Yes, apparently Christmas is upon us already – at least that seems to be the word on the street. The stores around these parts are already filling their shelves with festive decorations, gift-wrapped goodies and Christmas fare and it’s only a matter of time before every shopping trip will be accompanied by the strains of ‘Merry Christmas Everyone’ and ‘Walking in the Air’. It seems that every supermarket i’ve ever set foot in is determined to grab my custom this Christmas, as my inbox piles up with emails insisting that now is the time to book a seasonal delivery slot, before they’re all gone.
Urgent requests to sign up for the office party and get leave applications in have started crossing my desk, (forgive me, dear colleagues for accidentally filing them in the shredder), and the vexed questions of how soon can we put up tree and tinsel and, please can we have Christmas music in the office this year, are already being asked. (The answers to those questions are, by the way: ‘never’ and ‘no’!)
Perhaps most ridiculous of all are the range of festive foodstuffs beginning to usurp more banal commodities from the shop shelves – everything from mince pies to party nibbles, and all sporting ‘use by’ dates that expire somewhere in the region of early November – i predict botulism for Christmas dinner!
Christmas has been hopelessly hijacked and every year is mercilessly exploited by those out to make as much as possible from the gullible amongst us who feel we have little choice, other than to play along with our fake plastic smiles, as we decorate our fake plastic trees and send fake plastic sentiments to friends, family and those colleagues whose tea we’d normally spit in when doing the obligatory kitchen run.
Not me – i’ll probably hand-make any gifts i give this year, and my decorations will likely consist of whatever i can salvage from the local woodland, just as they were last year. i’ve opted out of the whole thing – not because i don’t like Christmas, but because i can’t stand the weeks of endless commercial hype and haranguing that that have overrun it like mould on damp loaf of bread.
So many things that used to be special have changed beyond all recognition as they’ve become popular, more commercial, and capable of making money. That special piece of music you’ve always loved gets itself featured on a TV ad, and suddenly it’s everywhere, being covered by crappy boy bands or becoming the latest ‘must have’ annoying ringtone. The book you once treasured becomes a hit film – bearing little resemblance to the original writing, of course – and suddenly it’s being read on the tube, reviewed on breakfast TV and turned into comic strips for kids. And something inside us is crushed – that ‘specialness’ is cheapened and lost, and things will never be the same again.

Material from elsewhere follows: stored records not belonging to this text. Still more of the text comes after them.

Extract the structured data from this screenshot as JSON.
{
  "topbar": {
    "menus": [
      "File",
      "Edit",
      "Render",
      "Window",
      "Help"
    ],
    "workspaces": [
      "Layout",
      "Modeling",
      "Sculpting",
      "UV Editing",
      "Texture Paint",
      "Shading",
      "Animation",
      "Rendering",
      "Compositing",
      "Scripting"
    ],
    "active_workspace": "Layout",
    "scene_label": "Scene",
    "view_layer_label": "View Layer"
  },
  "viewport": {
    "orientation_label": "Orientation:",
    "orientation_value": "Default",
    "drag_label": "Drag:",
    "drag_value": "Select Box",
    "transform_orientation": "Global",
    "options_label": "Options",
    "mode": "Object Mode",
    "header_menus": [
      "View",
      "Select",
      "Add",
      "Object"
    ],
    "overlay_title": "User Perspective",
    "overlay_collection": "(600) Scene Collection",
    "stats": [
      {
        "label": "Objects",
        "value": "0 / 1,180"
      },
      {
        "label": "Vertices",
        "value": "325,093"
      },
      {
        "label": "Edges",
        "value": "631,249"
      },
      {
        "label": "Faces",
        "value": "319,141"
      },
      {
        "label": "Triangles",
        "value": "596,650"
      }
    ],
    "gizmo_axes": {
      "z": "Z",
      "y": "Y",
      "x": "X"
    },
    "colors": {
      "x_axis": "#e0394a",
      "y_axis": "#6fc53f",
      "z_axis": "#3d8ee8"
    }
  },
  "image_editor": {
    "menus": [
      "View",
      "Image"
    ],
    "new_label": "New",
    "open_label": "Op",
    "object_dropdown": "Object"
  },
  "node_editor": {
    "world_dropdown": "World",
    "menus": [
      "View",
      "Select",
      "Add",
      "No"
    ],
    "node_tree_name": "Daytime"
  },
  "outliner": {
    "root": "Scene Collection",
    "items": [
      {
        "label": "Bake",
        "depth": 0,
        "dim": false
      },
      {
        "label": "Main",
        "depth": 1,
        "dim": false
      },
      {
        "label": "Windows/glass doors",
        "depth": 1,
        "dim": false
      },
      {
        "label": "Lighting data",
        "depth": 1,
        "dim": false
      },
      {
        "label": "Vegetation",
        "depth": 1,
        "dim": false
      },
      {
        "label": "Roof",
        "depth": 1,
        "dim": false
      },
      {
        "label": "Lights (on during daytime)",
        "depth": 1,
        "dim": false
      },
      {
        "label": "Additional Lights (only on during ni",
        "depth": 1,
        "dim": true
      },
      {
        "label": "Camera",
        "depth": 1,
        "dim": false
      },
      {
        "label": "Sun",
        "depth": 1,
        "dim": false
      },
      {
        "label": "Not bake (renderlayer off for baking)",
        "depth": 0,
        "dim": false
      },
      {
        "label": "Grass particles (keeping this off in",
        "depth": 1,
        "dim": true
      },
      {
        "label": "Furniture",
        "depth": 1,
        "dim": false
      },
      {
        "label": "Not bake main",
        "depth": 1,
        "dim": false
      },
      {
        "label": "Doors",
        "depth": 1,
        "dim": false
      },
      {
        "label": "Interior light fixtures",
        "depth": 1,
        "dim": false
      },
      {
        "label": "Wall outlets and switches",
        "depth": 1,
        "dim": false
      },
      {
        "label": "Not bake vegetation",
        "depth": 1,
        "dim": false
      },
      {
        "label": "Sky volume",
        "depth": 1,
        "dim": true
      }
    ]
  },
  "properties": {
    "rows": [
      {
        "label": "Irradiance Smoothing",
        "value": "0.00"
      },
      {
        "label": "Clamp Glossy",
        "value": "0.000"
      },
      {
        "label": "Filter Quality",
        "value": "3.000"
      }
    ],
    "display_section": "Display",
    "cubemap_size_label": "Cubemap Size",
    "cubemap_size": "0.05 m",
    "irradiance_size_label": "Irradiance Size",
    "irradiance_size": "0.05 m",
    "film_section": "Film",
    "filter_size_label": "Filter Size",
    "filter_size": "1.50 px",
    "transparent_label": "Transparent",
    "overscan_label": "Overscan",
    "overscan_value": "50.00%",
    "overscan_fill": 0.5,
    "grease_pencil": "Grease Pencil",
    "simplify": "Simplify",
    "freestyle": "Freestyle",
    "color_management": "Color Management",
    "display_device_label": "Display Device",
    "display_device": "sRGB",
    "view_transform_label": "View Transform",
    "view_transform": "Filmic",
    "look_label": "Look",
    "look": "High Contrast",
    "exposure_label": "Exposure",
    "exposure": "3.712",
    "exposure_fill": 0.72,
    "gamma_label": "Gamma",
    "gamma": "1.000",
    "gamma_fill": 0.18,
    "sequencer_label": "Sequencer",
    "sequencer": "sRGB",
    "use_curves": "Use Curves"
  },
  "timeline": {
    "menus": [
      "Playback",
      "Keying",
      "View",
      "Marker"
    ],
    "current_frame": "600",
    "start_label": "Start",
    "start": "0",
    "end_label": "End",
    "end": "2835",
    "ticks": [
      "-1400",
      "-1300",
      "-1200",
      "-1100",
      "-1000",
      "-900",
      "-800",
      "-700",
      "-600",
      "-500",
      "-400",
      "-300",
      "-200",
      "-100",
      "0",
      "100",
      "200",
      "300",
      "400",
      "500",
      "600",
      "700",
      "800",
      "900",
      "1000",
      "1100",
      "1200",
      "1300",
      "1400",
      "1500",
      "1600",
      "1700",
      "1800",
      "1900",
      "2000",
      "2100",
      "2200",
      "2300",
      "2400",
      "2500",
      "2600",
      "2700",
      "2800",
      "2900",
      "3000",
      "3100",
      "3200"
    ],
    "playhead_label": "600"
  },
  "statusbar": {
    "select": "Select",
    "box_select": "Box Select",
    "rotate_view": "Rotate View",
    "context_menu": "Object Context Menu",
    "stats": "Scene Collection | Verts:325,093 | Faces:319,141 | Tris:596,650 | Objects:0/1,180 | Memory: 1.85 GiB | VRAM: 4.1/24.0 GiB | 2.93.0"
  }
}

That particular worry is one that has crossed my mind, many a time, with regard to sl. Little danger, i know, of our virtual world becoming the Next Big Thing, at least as things stand at the moment – but stranger things have happened. Remember, there was a time when sl was really big news, both in technical and commercial terms – some of the world’s biggest and most influential companies had an inworld presence, (i was surprised to discover only recently that AMD/Radeon still do!) – and sl was regularly featured on prime time TV and in the international press. With the potential promised by the new raft of VR interface devices, Hi-Fidelity and SL-TNG, there’s every chance that virtual worlds – and sl, in particular – could once again become big news, and with that could potentially come an unprecedented amount interest from new users and commercial concerns.
What would that do to sl? Would our precious, quirky and ever-so special virtual world become the digital equivalent of Christmas – its original meaning, ethos and familiarity eroded away to the fundamental drivers of supply and demand, money-making and big business success. What if our cosy sims became crowded with hordes of 3D-thrill seeking noobs, trampling over our carefully crafted creations and riding roughshod over our cherished communities and institutions? How would we feel, and how would sl feel to us?
Maybe it won’t be all that bad, but who can really predict the future… all we can really do is enjoy what we have now, and stop moaning about the present, because there’s always a chance – no matter how slim – that things don’t always turn out for the best.
Oh… and happy Christmas!
“There’s no time to lose”, I heard her say
Catch your dreams before they slip away
Dying all the time
Lose your dreams and you will lose your mind
Ain’t life unkind?
The Rolling Stones – Ruby Tuesday